Sam Halpert, NALP Director of Public Service Initiatives

Photo: Harris and Ewing Collection, Library of Congress

Hello there, interested public! Major news this week includes investigative reporting from Bloomberg revealing a surge in student-loan delinquencies, British Columbia’s decision to provide amnesty for student loan interest, and a vigorous debate in Canada over recent comments by the Chief Justice indicating his interest in exploring mandatory pro bono strategies. Also, the U.S. Supreme Court ruled unanimously to curtail civil forfeiture practices by state governments. And lots more besides!
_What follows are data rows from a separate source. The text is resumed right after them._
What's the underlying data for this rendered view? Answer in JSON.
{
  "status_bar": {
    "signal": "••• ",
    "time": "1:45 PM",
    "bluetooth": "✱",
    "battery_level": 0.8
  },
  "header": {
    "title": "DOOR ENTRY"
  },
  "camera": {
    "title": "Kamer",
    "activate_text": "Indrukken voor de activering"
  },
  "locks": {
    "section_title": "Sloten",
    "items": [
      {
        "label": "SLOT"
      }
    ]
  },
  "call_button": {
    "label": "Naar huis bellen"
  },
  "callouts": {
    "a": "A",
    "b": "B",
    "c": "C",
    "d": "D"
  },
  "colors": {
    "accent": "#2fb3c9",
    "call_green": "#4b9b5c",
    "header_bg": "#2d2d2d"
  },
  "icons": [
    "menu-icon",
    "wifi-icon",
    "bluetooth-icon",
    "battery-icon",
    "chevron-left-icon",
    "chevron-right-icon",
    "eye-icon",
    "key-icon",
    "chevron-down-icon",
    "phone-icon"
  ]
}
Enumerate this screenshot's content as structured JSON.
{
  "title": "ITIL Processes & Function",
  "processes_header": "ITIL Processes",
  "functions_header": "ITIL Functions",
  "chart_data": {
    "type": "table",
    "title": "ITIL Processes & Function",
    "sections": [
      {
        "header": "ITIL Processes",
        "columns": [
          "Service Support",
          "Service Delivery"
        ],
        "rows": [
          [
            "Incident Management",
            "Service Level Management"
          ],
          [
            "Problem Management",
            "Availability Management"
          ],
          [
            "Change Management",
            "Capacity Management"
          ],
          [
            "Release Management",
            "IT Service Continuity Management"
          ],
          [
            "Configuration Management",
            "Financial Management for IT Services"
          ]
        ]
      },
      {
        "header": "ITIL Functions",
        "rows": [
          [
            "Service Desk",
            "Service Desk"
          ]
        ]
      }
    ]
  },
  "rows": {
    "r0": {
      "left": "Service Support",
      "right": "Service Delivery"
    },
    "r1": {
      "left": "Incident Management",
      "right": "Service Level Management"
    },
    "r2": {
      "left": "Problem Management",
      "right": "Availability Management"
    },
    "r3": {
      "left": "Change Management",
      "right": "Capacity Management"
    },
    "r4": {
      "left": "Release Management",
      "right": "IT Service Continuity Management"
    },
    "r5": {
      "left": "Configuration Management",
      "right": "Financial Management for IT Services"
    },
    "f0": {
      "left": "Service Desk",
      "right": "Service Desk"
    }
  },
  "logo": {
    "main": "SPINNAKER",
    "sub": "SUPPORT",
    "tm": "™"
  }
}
To see what I mean, read below.

See you around,
Sam

Immigration, Refugee, and Citizenship Issues

Workplace Discrimination and Harassment

Nonprofit Management

Student Debt

Electoral Reform

Legal Technology

Environmental Justice

Access to Justice – Civil

Access to Justice – Criminal

Criminal Justice Reform

Comments

Job’o’th’Week (Internship Edition)

Photo: Brenda Gottesman – CC License

The Organization

The International Foundation for Election Systems (IFES) provides professional advice and technical assistance in promoting democracy and serves as an information clearinghouse on elections, rule of law, governance, and civil society.

IFES annually awards two to four Democracy Studies Fellowships to bring outstanding graduate students to Washington, D.C. to engage in democracy development research. Based at IFES’ Center for Applied Research and Learning, fellows have access to IFES experts and conduct independent research with IFES mentors for six to ten weeks. At the end of the program, fellows must complete a paper for presentation to the public or IFES colleagues.

The Position

Hosted by IFES, Manatt Fellows carry out research at the organization’s headquarters in Washington, D.C., for a period of four to six weeks. The Manatt Fellowship consists of a $5,000 stipend to subsidize fellows’ living expenses while in D.C.

The Manatt Fellowship is open to Ph.D., master’s and law students who are working toward a degree or concentration in international relations, political science, public administration, public interest law or a related area at a university in one of the following states: Illinois, Indiana, Iowa, Kansas, Michigan, Minnesota, Missouri, Nebraska, North Dakota, Ohio, Oklahoma, South Dakota or Wisconsin. Successful applicants will demonstrate how their research can directly benefit from IFES’ institutional expertise, as well as how their research could contribute to IFES’ technical leadership in the democracy and election assistance field.

See the full post on PSJD: https://www.psjd.org/opportunitydetails?OppID=88818

Comments

PSJD Public Interest News Digest – February 15, 2019

Sam Halpert, NALP Director of Public Service Initiatives

Photo: Harris and Ewing Collection, Library of Congress

Hello there, interested public! Student debt new continues to dominate this week, as the Department of Education’s Inspector General released an audit highly critical of the DoE’s oversight of student loan servicers and Congress introduced bipartisan bills in both houses proposing to allow employers to contribute funds tax-free toward employees’ student loans. (Commentary below.) There are also stories on legislative developments at the state level, mostly concerning states deliberations about whether or not to regulate student loan servicers. There are also some major items in Criminal Justice Reform, where the ACLU released a new report on prosecutorial transparency and New York’s The Legal Aid Society coined the phrase “knock and spit” policing.

See you around,
Sam

Legal Recruiting

Immigration, Asylum, & Citizenship

Student Debt

Legal Technology

Environmental Justice

Access to Justice – Civil

Access to Justice – Criminal

Criminal Justice Reform

Comments